'''

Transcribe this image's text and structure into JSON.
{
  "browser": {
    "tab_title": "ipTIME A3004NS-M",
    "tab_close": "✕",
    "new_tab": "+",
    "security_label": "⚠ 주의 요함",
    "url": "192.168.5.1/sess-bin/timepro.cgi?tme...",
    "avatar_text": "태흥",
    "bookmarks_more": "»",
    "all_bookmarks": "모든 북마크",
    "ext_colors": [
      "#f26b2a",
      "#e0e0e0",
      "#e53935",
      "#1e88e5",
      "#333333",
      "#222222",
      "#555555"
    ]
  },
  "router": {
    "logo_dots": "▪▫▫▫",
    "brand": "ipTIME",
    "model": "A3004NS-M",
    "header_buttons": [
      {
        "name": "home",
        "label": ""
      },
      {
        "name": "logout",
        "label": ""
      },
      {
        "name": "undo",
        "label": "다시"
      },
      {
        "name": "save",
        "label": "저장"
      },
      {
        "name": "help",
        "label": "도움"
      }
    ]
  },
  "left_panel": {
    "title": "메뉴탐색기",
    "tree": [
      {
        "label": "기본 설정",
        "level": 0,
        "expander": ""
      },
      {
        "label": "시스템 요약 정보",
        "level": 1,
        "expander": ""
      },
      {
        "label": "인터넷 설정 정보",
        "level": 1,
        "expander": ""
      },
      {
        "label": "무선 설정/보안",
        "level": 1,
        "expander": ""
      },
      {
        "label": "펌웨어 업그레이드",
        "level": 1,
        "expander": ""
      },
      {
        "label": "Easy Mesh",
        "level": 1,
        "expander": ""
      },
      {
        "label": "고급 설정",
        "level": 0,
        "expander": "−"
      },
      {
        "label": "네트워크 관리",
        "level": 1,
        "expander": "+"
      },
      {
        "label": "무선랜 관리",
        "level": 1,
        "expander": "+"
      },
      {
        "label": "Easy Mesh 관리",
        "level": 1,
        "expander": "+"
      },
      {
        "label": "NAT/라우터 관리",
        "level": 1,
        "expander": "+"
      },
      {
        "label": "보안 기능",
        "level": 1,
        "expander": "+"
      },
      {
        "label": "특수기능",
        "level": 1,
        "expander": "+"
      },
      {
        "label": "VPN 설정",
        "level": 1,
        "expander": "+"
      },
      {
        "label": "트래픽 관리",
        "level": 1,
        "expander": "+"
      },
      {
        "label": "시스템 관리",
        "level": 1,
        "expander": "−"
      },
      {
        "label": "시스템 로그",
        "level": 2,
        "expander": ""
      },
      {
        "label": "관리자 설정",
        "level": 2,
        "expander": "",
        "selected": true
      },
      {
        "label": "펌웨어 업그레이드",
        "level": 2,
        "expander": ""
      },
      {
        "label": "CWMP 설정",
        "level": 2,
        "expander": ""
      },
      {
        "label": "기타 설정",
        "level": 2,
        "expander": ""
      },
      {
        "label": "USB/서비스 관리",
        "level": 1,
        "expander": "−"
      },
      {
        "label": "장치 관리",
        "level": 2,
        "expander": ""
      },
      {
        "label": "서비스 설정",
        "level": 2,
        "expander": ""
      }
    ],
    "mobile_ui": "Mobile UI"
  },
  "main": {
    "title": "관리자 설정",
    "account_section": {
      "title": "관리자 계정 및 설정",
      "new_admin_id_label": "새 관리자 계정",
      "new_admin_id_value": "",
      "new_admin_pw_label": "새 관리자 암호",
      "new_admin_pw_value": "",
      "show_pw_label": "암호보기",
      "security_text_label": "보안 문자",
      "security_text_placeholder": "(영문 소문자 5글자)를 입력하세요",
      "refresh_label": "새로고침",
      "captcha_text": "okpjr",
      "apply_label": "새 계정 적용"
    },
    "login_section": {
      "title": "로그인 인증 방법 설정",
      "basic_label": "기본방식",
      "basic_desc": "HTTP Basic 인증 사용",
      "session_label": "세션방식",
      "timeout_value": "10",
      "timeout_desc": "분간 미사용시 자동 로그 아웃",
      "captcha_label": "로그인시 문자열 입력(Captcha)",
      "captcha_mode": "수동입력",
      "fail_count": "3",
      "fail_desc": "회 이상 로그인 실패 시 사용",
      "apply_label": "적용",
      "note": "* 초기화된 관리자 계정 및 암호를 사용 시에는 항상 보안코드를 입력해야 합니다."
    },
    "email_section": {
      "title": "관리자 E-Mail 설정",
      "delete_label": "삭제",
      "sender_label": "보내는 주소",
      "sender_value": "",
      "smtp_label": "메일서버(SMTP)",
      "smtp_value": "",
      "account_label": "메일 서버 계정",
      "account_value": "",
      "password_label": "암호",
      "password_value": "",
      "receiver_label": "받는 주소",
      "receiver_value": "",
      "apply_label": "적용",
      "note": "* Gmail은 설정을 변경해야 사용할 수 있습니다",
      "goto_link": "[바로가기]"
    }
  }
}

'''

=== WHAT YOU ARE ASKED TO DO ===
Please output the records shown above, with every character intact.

=== RESULT OF THE EXERCISE ===
Transcribe this image's text and structure into JSON.
{
  "browser": {
    "tab_title": "ipTIME A3004NS-M",
    "tab_close": "✕",
    "new_tab": "+",
    "security_label": "⚠ 주의 요함",
    "url": "192.168.5.1/sess-bin/timepro.cgi?tme...",
    "avatar_text": "태흥",
    "bookmarks_more": "»",
    "all_bookmarks": "모든 북마크",
    "ext_colors": [
      "#f26b2a",
      "#e0e0e0",
      "#e53935",
      "#1e88e5",
      "#333333",
      "#222222",
      "#555555"
    ]
  },
  "router": {
    "logo_dots": "▪▫▫▫",
    "brand": "ipTIME",
    "model": "A3004NS-M",
    "header_buttons": [
      {
        "name": "home",
        "label": ""
      },
      {
        "name": "logout",
        "label": ""
      },
      {
        "name": "undo",
        "label": "다시"
      },
      {
        "name": "save",
        "label": "저장"
      },
      {
        "name": "help",
        "label": "도움"
      }
    ]
  },
  "left_panel": {
    "title": "메뉴탐색기",
    "tree": [
      {
        "label": "기본 설정",
        "level": 0,
        "expander": ""
      },
      {
        "label": "시스템 요약 정보",
        "level": 1,
        "expander": ""
      },
      {
        "label": "인터넷 설정 정보",
        "level": 1,
        "expander": ""
      },
      {
        "label": "무선 설정/보안",
        "level": 1,
        "expander": ""
      },
      {
        "label": "펌웨어 업그레이드",
        "level": 1,
        "expander": ""
      },
      {
        "label": "Easy Mesh",
        "level": 1,
        "expander": ""
      },
      {
        "label": "고급 설정",
        "level": 0,
        "expander": "−"
      },
      {
        "label": "네트워크 관리",
        "level": 1,
        "expander": "+"
      },
      {
        "label": "무선랜 관리",
        "level": 1,
        "expander": "+"
      },
      {
        "label": "Easy Mesh 관리",
        "level": 1,
        "expander": "+"
      },
      {
        "label": "NAT/라우터 관리",
        "level": 1,
        "expander": "+"
      },
      {
        "label": "보안 기능",
        "level": 1,
        "expander": "+"
      },
      {
        "label": "특수기능",
        "level": 1,
        "expander": "+"
      },
      {
        "label": "VPN 설정",
        "level": 1,
        "expander": "+"
      },
      {
        "label": "트래픽 관리",
        "level": 1,
        "expander": "+"
      },
      {
        "label": "시스템 관리",
        "level": 1,
        "expander": "−"
      },
      {
        "label": "시스템 로그",
        "level": 2,
        "expander": ""
      },
      {
        "label": "관리자 설정",
        "level": 2,
        "expander": "",
        "selected": true
      },
      {
        "label": "펌웨어 업그레이드",
        "level": 2,
        "expander": ""
      },
      {
        "label": "CWMP 설정",
        "level": 2,
        "expander": ""
      },
      {
        "label": "기타 설정",
        "level": 2,
        "expander": ""
      },
      {
        "label": "USB/서비스 관리",
        "level": 1,
        "expander": "−"
      },
      {
        "label": "장치 관리",
        "level": 2,
        "expander": ""
      },
      {
        "label": "서비스 설정",
        "level": 2,
        "expander": ""
      }
    ],
    "mobile_ui": "Mobile UI"
  },
  "main": {
    "title": "관리자 설정",
    "account_section": {
      "title": "관리자 계정 및 설정",
      "new_admin_id_label": "새 관리자 계정",
      "new_admin_id_value": "",
      "new_admin_pw_label": "새 관리자 암호",
      "new_admin_pw_value": "",
      "show_pw_label": "암호보기",
      "security_text_label": "보안 문자",
      "security_text_placeholder": "(영문 소문자 5글자)를 입력하세요",
      "refresh_label": "새로고침",
      "captcha_text": "okpjr",
      "apply_label": "새 계정 적용"
    },
    "login_section": {
      "title": "로그인 인증 방법 설정",
      "basic_label": "기본방식",
      "basic_desc": "HTTP Basic 인증 사용",
      "session_label": "세션방식",
      "timeout_value": "10",
      "timeout_desc": "분간 미사용시 자동 로그 아웃",
      "captcha_label": "로그인시 문자열 입력(Captcha)",
      "captcha_mode": "수동입력",
      "fail_count": "3",
      "fail_desc": "회 이상 로그인 실패 시 사용",
      "apply_label": "적용",
      "note": "* 초기화된 관리자 계정 및 암호를 사용 시에는 항상 보안코드를 입력해야 합니다."
    },
    "email_section": {
      "title": "관리자 E-Mail 설정",
      "delete_label": "삭제",
      "sender_label": "보내는 주소",
      "sender_value": "",
      "smtp_label": "메일서버(SMTP)",
      "smtp_value": "",
      "account_label": "메일 서버 계정",
      "account_value": "",
      "password_label": "암호",
      "password_value": "",
      "receiver_label": "받는 주소",
      "receiver_value": "",
      "apply_label": "적용",
      "note": "* Gmail은 설정을 변경해야 사용할 수 있습니다",
      "goto_link": "[바로가기]"
    }
  }
}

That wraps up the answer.